For those of you who couldn’t make it to this incredible event, I brought back my top nine takeaways from CMX Summit East to share with all of you:

9. Community is, by nature, spontaneous.

“Had we not met.” This was the proposition offered up by Meetup CEO Scott Heiferman: think of one friend that you feel incredibly lucky to have met, and then think of the weird and wonderful circumstances that led to you meeting them. “Had we not met,” life wouldn’t be as sweet, and that’s where community shines. Communities create opportunities to meet new people, learn new things, support one another, and work together on the next big thing. Those opportunities, then, provide the fertile ground for spontaneous connection and collaboration. In other words, the true magic of community happens when you step back and let things happen.

8. Feedback? Write it down!I like puppies and Lego.

It might seem obvious, but it’s worth repeating: your most loyal members will be those who feel like they are being listened to. So listen to them! In an emoji-laden presentation, Alex Dao of Vimeo shared her strategies for collecting and organizing user feedback in order to address the community’s pain points and thus improve user experience—this presentation included a very sexy spreadsheet that I am planning on taking advantage of immediately. It’s just like college: nobody ever took too many notes. 

7. Instead of trying to change what your members are doing, give them opportunities to do what they are already doing better.

Don Draper will always cheat, Stannis Baratheon will always brood, and your members will always do…whatever it is that they do. The best way to get people to use your community is to make it something so beneficial to their everyday lives that they can’t not use it. That was how Chris Pedregal approached the creation of Socratic, and in return his members solved problems he didn’t even knew he had. Step back and watch what they do when you’re not looking, and then facilitate that.

6. Online communities are really just communities.
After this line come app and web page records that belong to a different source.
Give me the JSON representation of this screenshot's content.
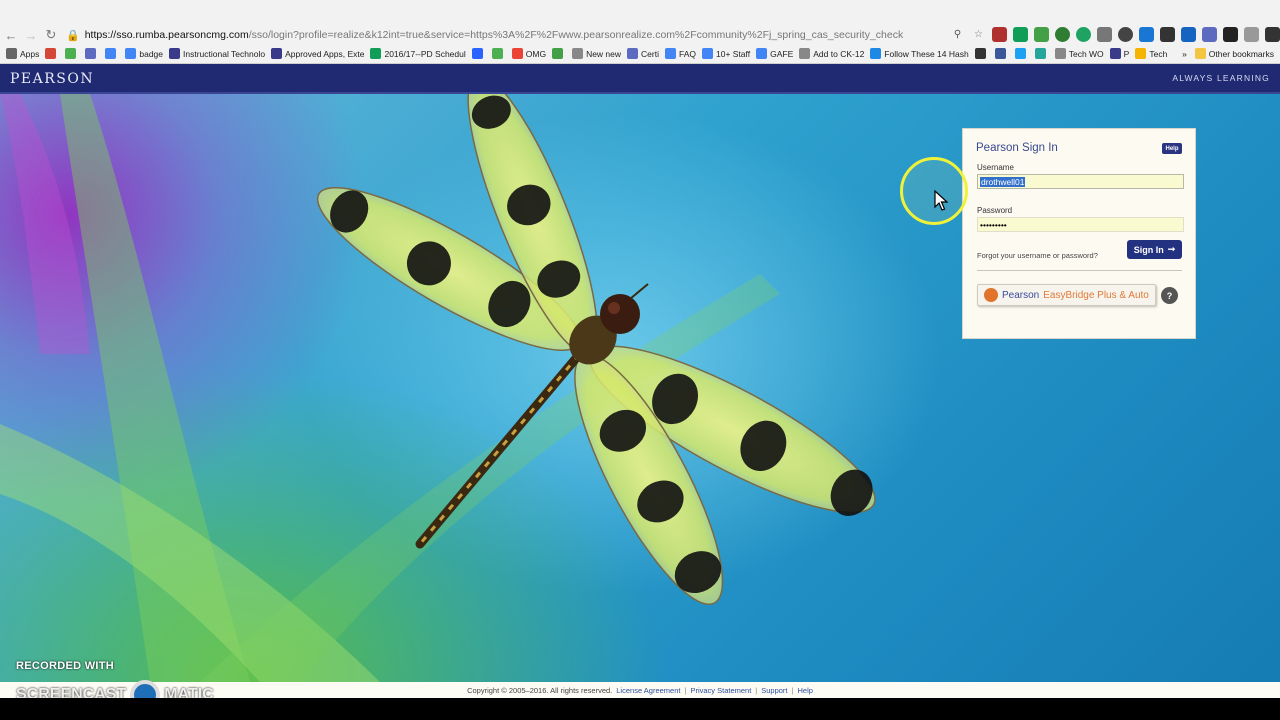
{
  "browser": {
    "url_host": "https://sso.rumba.pearsoncmg.com",
    "url_rest": "/sso/login?profile=realize&k12int=true&service=https%3A%2F%2Fwww.pearsonrealize.com%2Fcommunity%2Fj_spring_cas_security_check",
    "bookmarks": [
      {
        "label": "Apps",
        "color": "#666"
      },
      {
        "label": "",
        "color": "#d44638"
      },
      {
        "label": "",
        "color": "#4caf50"
      },
      {
        "label": "",
        "color": "#5c6bc0"
      },
      {
        "label": "",
        "color": "#4285f4"
      },
      {
        "label": "badge",
        "color": "#4285f4"
      },
      {
        "label": "Instructional Technolo",
        "color": "#3a3a8a"
      },
      {
        "label": "Approved Apps, Exte",
        "color": "#3a3a8a"
      },
      {
        "label": "2016/17--PD Schedul",
        "color": "#0f9d58"
      },
      {
        "label": "",
        "color": "#2962ff"
      },
      {
        "label": "",
        "color": "#4caf50"
      },
      {
        "label": "OMG",
        "color": "#ea4335"
      },
      {
        "label": "",
        "color": "#43a047"
      },
      {
        "label": "New new",
        "color": "#888"
      },
      {
        "label": "Certi",
        "color": "#5c6bc0"
      },
      {
        "label": "FAQ",
        "color": "#4285f4"
      },
      {
        "label": "10+ Staff",
        "color": "#4285f4"
      },
      {
        "label": "GAFE",
        "color": "#4285f4"
      },
      {
        "label": "Add to CK-12",
        "color": "#888"
      },
      {
        "label": "Follow These 14 Hash",
        "color": "#1e88e5"
      },
      {
        "label": "",
        "color": "#333"
      },
      {
        "label": "",
        "color": "#3b5998"
      },
      {
        "label": "",
        "color": "#1da1f2"
      },
      {
        "label": "",
        "color": "#26a69a"
      },
      {
        "label": "Tech WO",
        "color": "#888"
      },
      {
        "label": "P",
        "color": "#3a3a8a"
      },
      {
        "label": "Tech",
        "color": "#f4b400"
      }
    ],
    "other_bookmarks": "Other bookmarks",
    "bookmarks_overflow": "»"
  },
  "header": {
    "logo": "PEARSON",
    "tagline": "ALWAYS LEARNING"
  },
  "signin": {
    "title": "Pearson Sign In",
    "help": "Help",
    "username_label": "Username",
    "username_value": "drothwell01",
    "password_label": "Password",
    "password_value": "•••••••••",
    "forgot": "Forgot your username or password?",
    "signin_button": "Sign In",
    "easybridge_brand": "Pearson",
    "easybridge_label": "EasyBridge Plus & Auto",
    "question": "?"
  },
  "footer": {
    "copyright": "Copyright © 2005–2016. All rights reserved.",
    "license": "License Agreement",
    "privacy": "Privacy Statement",
    "support": "Support",
    "help": "Help"
  },
  "watermark": {
    "line1": "RECORDED WITH",
    "line2a": "SCREENCAST",
    "line2b": "MATIC"
  }
}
Raise your hand if you have a “useless” humanities degree (Me, me!). The community manager of Stack Exchange, Ana Noemi, tickled my inner anthropologist when she drew deep connections between “traditional” communities like Alcoholics Anonymous and online communities. If you want to create a vibrant and enduring online community, you need the same things that all communities need: customs and rituals, shared passions, and a culture of sharing without expecting in return. In other words, the technology is secondary; what community managers are doing is as old as humanity itself.
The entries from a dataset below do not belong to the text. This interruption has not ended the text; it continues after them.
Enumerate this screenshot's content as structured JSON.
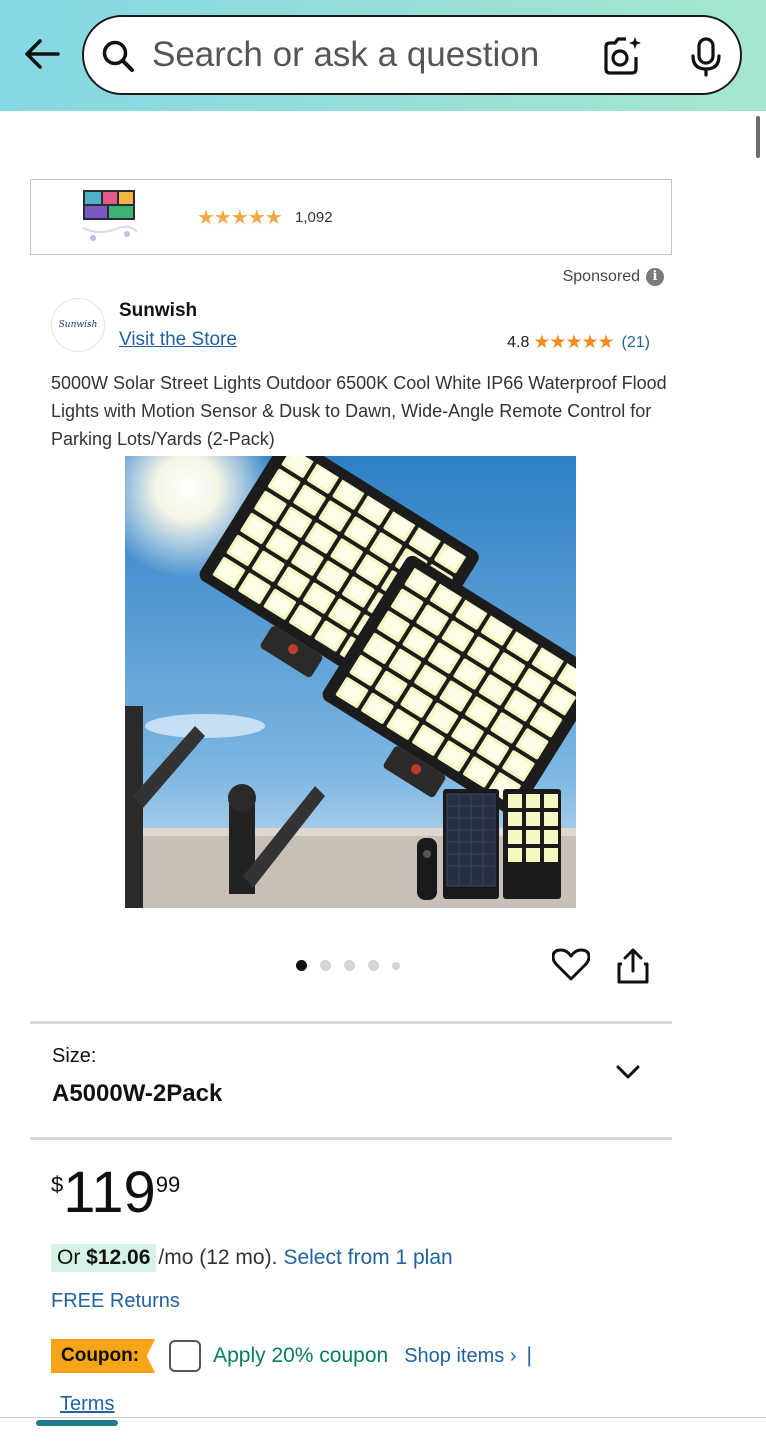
{
  "search": {
    "placeholder": "Search or ask a question"
  },
  "ad": {
    "rating_stars": "★★★★★",
    "review_count": "1,092"
  },
  "sponsored_label": "Sponsored",
  "brand": {
    "logo_text": "Sunwish",
    "name": "Sunwish",
    "visit_store": "Visit the Store",
    "rating": "4.8",
    "stars": "★★★★★",
    "count": "(21)"
  },
  "product": {
    "title": "5000W Solar Street Lights Outdoor 6500K Cool White IP66 Waterproof Flood Lights with Motion Sensor & Dusk to Dawn, Wide-Angle Remote Control for Parking Lots/Yards (2-Pack)",
    "image_count": 5,
    "active_image": 1
  },
  "size": {
    "label": "Size:",
    "value": "A5000W-2Pack"
  },
  "price": {
    "symbol": "$",
    "whole": "119",
    "fraction": "99"
  },
  "installment": {
    "prefix": "Or ",
    "amount": "$12.06",
    "suffix": "/mo (12 mo).",
    "plan_link": "Select from 1 plan"
  },
  "free_returns": "FREE Returns",
  "coupon": {
    "tag": "Coupon:",
    "apply": "Apply 20% coupon",
    "shop": "Shop items ›",
    "separator": "|",
    "terms": "Terms"
  },
  "colors": {
    "link": "#2162a1",
    "coupon_tag": "#f7a417",
    "coupon_green": "#067d62",
    "star": "#f08c1a"
  }
}
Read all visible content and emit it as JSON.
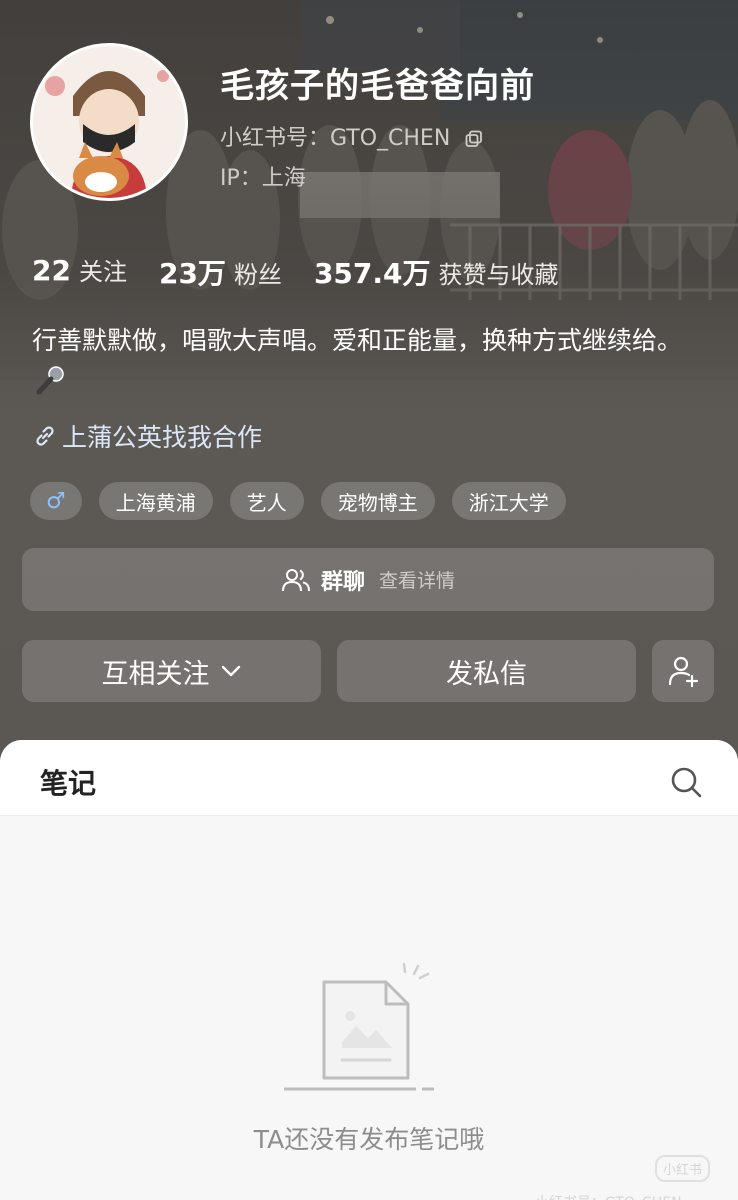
{
  "profile": {
    "name": "毛孩子的毛爸爸向前",
    "account_id": "小红书号：GTO_CHEN",
    "ip_location": "IP：上海"
  },
  "stats": [
    {
      "value": "22",
      "label": "关注"
    },
    {
      "value": "23万",
      "label": "粉丝"
    },
    {
      "value": "357.4万",
      "label": "获赞与收藏"
    }
  ],
  "bio": "行善默默做，唱歌大声唱。爱和正能量，换种方式继续给。",
  "collab_link": "上蒲公英找我合作",
  "tags": [
    {
      "label": "♂"
    },
    {
      "label": "上海黄浦"
    },
    {
      "label": "艺人"
    },
    {
      "label": "宠物博主"
    },
    {
      "label": "浙江大学"
    }
  ],
  "group_chat": {
    "title": "群聊",
    "subtitle": "查看详情"
  },
  "actions": {
    "follow_label": "互相关注",
    "message_label": "发私信"
  },
  "notes": {
    "tab_label": "笔记",
    "empty_text": "TA还没有发布笔记哦"
  },
  "watermark": {
    "logo": "小红书",
    "text": "小红书号：GTO_CHEN"
  },
  "colors": {
    "header_bg": "#5b5854",
    "gender_icon": "#8ec2ff",
    "link": "#dbe7f7"
  }
}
5. Volunteers matter. A lot.

“Together, we can achieve more than when we think and act alone” were the words concluding the presentation of Kristine Michelsen-Korrea (from Duolingo), which more or less sum up the goal of community and the entire point of what we are doing at Higher Logic. Kristine shared how her team used the laser-focused mission of their organization to create a vibrant, worldwide community of volunteers, who give their language skills to Duolingo. By empowering your members to shape your organization through volunteering, you are turbocharging their sense of engagement and belonging, which in turn creates a stronger community.

4. Some things don't scale.
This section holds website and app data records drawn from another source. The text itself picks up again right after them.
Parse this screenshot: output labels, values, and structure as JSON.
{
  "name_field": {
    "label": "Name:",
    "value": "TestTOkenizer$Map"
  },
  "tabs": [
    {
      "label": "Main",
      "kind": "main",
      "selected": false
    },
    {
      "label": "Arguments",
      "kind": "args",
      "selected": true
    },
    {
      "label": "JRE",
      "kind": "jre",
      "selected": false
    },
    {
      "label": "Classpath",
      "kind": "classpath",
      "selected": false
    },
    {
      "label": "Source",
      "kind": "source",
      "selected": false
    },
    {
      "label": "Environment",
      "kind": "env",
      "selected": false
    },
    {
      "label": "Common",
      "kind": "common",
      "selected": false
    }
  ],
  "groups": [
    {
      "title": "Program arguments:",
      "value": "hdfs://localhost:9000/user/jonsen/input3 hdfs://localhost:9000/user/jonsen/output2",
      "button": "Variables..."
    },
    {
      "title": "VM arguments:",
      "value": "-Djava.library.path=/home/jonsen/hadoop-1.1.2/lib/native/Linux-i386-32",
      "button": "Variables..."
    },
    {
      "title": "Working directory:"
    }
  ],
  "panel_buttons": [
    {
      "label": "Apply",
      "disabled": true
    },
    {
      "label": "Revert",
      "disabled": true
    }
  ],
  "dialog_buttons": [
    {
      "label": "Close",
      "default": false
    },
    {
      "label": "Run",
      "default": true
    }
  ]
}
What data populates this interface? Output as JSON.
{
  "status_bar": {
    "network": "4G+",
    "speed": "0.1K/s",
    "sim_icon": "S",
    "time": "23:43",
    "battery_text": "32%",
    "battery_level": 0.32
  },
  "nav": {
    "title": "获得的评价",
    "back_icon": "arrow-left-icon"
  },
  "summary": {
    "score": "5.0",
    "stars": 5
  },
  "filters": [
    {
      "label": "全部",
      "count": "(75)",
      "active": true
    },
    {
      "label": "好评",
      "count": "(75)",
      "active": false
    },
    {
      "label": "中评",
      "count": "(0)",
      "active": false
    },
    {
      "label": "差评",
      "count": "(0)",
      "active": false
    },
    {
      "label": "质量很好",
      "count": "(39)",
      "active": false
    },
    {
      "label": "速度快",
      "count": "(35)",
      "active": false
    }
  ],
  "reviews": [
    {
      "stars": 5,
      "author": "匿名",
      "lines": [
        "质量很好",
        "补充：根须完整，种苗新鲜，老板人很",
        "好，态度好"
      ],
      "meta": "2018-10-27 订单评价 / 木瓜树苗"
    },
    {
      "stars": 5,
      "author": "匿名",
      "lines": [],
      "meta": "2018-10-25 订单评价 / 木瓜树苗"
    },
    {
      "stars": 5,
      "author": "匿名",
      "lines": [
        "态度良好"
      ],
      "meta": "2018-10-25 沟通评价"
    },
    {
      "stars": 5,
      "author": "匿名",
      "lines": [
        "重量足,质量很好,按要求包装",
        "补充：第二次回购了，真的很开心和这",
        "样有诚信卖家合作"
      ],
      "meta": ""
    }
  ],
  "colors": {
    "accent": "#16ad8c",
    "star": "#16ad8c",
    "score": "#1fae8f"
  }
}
Do you hold community events? Matthew Brimer, founder of General Assembly and DayBreaker, thinks you should. Meaningful offline experiences between your true believers are an invaluable way to create a robust community core that will naturally spread to the rest of the group. Having held meet ups for both PPA and the online communities I belong to just for fun, I have to agree with him. There are some things, like a face-to-face meeting or a dance party, that just don’t scale. If an event isn’t in your future, take some time tomorrow to get to know your most active members—not as data points, but as people. It’s so worth it.

3. A great leader knows what he or she doesn't know.

The day’s keynote was delivered by David Marquet, author of Turn the Ship Around! A True Story of Turning Followers Into Leaders; he famously took a submarine full of disempowered sailors and turned it into the best-rated sub in the Navy. His secret: instead of giving orders, admit what you don’t know and invite those you work with to think for themselves. Or, in community management terms, listen to your team, create an environment where it is okay to be wrong or unsure, give people opportunities to succeed, and remember: community is “we,” not “they.”

2. Engagement ≠ ROI. Engagement is a path to ROI.

At some point in every community manager’s life, you are brought before the powers that be and asked to demonstrate the ROI of your community. In that moment, the total number of library resources or the percentage of members subscribed to the Daily Digest will not do. Sweating yet? Don’t worry—Evan Hamilton (Coursera) broke it down: you need to measure for retention or acquisition, full stop. In other words, are community users more likely to renew their membership than non-users? Do they spend more? Are they more likely to sign up for new things? These are the numbers that get you the corner office. (Still feel lost when it comes to ROI? My next blog post will cover this topic in depth.)

1. Community is on fleek.

It just is. *drops the mic*